(Component data from apps and pages)
--
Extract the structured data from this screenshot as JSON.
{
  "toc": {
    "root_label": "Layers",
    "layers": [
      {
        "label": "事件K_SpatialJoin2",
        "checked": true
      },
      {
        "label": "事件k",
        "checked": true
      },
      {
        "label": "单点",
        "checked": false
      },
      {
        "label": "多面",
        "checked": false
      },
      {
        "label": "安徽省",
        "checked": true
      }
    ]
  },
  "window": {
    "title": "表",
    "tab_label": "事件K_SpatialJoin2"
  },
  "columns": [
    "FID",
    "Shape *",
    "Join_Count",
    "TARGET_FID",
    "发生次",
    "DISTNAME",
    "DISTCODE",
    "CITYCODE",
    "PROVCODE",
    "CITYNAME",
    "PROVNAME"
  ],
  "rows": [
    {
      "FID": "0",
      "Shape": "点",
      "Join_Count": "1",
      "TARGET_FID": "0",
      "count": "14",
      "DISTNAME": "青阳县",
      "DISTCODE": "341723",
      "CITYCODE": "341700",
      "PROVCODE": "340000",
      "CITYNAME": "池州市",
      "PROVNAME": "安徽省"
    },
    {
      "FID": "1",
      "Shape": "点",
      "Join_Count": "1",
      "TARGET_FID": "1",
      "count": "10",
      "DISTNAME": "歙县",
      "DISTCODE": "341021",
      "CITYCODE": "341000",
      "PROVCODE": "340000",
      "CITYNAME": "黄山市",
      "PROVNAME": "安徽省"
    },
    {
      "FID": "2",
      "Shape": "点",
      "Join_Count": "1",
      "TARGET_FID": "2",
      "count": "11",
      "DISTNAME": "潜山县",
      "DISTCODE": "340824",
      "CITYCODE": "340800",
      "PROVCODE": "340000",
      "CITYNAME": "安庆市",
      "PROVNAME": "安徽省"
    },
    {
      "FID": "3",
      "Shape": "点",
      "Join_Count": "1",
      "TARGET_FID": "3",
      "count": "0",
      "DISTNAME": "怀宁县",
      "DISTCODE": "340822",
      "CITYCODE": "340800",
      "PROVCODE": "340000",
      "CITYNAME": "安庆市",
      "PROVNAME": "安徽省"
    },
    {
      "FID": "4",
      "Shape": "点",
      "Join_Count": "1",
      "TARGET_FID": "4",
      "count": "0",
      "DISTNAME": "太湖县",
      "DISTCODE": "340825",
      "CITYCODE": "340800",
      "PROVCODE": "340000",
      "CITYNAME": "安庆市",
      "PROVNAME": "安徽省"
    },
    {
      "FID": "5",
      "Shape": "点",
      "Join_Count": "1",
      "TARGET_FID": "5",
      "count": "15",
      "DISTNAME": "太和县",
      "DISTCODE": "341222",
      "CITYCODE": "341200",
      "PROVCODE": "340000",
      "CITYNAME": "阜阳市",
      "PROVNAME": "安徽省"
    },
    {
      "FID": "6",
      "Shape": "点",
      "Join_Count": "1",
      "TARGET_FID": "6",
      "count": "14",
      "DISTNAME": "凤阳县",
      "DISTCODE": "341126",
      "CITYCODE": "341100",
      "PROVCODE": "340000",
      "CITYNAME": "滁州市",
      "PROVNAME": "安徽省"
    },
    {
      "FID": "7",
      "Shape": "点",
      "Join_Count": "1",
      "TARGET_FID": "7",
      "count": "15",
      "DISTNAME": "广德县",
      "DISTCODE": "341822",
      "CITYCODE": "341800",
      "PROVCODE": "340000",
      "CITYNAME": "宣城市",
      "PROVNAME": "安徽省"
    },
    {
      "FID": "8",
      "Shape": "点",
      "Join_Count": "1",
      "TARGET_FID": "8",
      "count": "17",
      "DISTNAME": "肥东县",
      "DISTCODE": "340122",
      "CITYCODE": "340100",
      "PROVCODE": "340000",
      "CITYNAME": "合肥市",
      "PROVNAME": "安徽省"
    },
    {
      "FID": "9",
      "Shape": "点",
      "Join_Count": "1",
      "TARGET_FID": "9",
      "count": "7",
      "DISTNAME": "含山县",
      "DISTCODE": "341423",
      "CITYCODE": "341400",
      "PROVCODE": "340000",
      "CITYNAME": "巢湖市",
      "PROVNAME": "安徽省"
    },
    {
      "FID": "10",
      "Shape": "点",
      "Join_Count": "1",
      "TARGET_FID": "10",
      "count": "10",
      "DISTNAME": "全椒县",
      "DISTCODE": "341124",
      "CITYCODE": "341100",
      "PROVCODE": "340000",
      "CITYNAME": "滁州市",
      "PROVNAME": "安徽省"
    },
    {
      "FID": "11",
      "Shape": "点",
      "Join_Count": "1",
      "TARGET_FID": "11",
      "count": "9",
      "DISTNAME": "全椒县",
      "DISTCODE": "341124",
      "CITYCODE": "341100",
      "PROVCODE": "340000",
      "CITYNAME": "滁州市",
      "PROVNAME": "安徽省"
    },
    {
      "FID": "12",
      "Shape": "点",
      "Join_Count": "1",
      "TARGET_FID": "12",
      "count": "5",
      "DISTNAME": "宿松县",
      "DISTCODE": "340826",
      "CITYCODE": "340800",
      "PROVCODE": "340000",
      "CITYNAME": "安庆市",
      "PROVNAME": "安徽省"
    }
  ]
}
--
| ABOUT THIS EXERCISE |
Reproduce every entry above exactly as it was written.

| THE COMPLETED TASK |
Extract the structured data from this screenshot as JSON.
{
  "toc": {
    "root_label": "Layers",
    "layers": [
      {
        "label": "事件K_SpatialJoin2",
        "checked": true
      },
      {
        "label": "事件k",
        "checked": true
      },
      {
        "label": "单点",
        "checked": false
      },
      {
        "label": "多面",
        "checked": false
      },
      {
        "label": "安徽省",
        "checked": true
      }
    ]
  },
  "window": {
    "title": "表",
    "tab_label": "事件K_SpatialJoin2"
  },
  "columns": [
    "FID",
    "Shape *",
    "Join_Count",
    "TARGET_FID",
    "发生次",
    "DISTNAME",
    "DISTCODE",
    "CITYCODE",
    "PROVCODE",
    "CITYNAME",
    "PROVNAME"
  ],
  "rows": [
    {
      "FID": "0",
      "Shape": "点",
      "Join_Count": "1",
      "TARGET_FID": "0",
      "count": "14",
      "DISTNAME": "青阳县",
      "DISTCODE": "341723",
      "CITYCODE": "341700",
      "PROVCODE": "340000",
      "CITYNAME": "池州市",
      "PROVNAME": "安徽省"
    },
    {
      "FID": "1",
      "Shape": "点",
      "Join_Count": "1",
      "TARGET_FID": "1",
      "count": "10",
      "DISTNAME": "歙县",
      "DISTCODE": "341021",
      "CITYCODE": "341000",
      "PROVCODE": "340000",
      "CITYNAME": "黄山市",
      "PROVNAME": "安徽省"
    },
    {
      "FID": "2",
      "Shape": "点",
      "Join_Count": "1",
      "TARGET_FID": "2",
      "count": "11",
      "DISTNAME": "潜山县",
      "DISTCODE": "340824",
      "CITYCODE": "340800",
      "PROVCODE": "340000",
      "CITYNAME": "安庆市",
      "PROVNAME": "安徽省"
    },
    {
      "FID": "3",
      "Shape": "点",
      "Join_Count": "1",
      "TARGET_FID": "3",
      "count": "0",
      "DISTNAME": "怀宁县",
      "DISTCODE": "340822",
      "CITYCODE": "340800",
      "PROVCODE": "340000",
      "CITYNAME": "安庆市",
      "PROVNAME": "安徽省"
    },
    {
      "FID": "4",
      "Shape": "点",
      "Join_Count": "1",
      "TARGET_FID": "4",
      "count": "0",
      "DISTNAME": "太湖县",
      "DISTCODE": "340825",
      "CITYCODE": "340800",
      "PROVCODE": "340000",
      "CITYNAME": "安庆市",
      "PROVNAME": "安徽省"
    },
    {
      "FID": "5",
      "Shape": "点",
      "Join_Count": "1",
      "TARGET_FID": "5",
      "count": "15",
      "DISTNAME": "太和县",
      "DISTCODE": "341222",
      "CITYCODE": "341200",
      "PROVCODE": "340000",
      "CITYNAME": "阜阳市",
      "PROVNAME": "安徽省"
    },
    {
      "FID": "6",
      "Shape": "点",
      "Join_Count": "1",
      "TARGET_FID": "6",
      "count": "14",
      "DISTNAME": "凤阳县",
      "DISTCODE": "341126",
      "CITYCODE": "341100",
      "PROVCODE": "340000",
      "CITYNAME": "滁州市",
      "PROVNAME": "安徽省"
    },
    {
      "FID": "7",
      "Shape": "点",
      "Join_Count": "1",
      "TARGET_FID": "7",
      "count": "15",
      "DISTNAME": "广德县",
      "DISTCODE": "341822",
      "CITYCODE": "341800",
      "PROVCODE": "340000",
      "CITYNAME": "宣城市",
      "PROVNAME": "安徽省"
    },
    {
      "FID": "8",
      "Shape": "点",
      "Join_Count": "1",
      "TARGET_FID": "8",
      "count": "17",
      "DISTNAME": "肥东县",
      "DISTCODE": "340122",
      "CITYCODE": "340100",
      "PROVCODE": "340000",
      "CITYNAME": "合肥市",
      "PROVNAME": "安徽省"
    },
    {
      "FID": "9",
      "Shape": "点",
      "Join_Count": "1",
      "TARGET_FID": "9",
      "count": "7",
      "DISTNAME": "含山县",
      "DISTCODE": "341423",
      "CITYCODE": "341400",
      "PROVCODE": "340000",
      "CITYNAME": "巢湖市",
      "PROVNAME": "安徽省"
    },
    {
      "FID": "10",
      "Shape": "点",
      "Join_Count": "1",
      "TARGET_FID": "10",
      "count": "10",
      "DISTNAME": "全椒县",
      "DISTCODE": "341124",
      "CITYCODE": "341100",
      "PROVCODE": "340000",
      "CITYNAME": "滁州市",
      "PROVNAME": "安徽省"
    },
    {
      "FID": "11",
      "Shape": "点",
      "Join_Count": "1",
      "TARGET_FID": "11",
      "count": "9",
      "DISTNAME": "全椒县",
      "DISTCODE": "341124",
      "CITYCODE": "341100",
      "PROVCODE": "340000",
      "CITYNAME": "滁州市",
      "PROVNAME": "安徽省"
    },
    {
      "FID": "12",
      "Shape": "点",
      "Join_Count": "1",
      "TARGET_FID": "12",
      "count": "5",
      "DISTNAME": "宿松县",
      "DISTCODE": "340826",
      "CITYCODE": "340800",
      "PROVCODE": "340000",
      "CITYNAME": "安庆市",
      "PROVNAME": "安徽省"
    }
  ]
}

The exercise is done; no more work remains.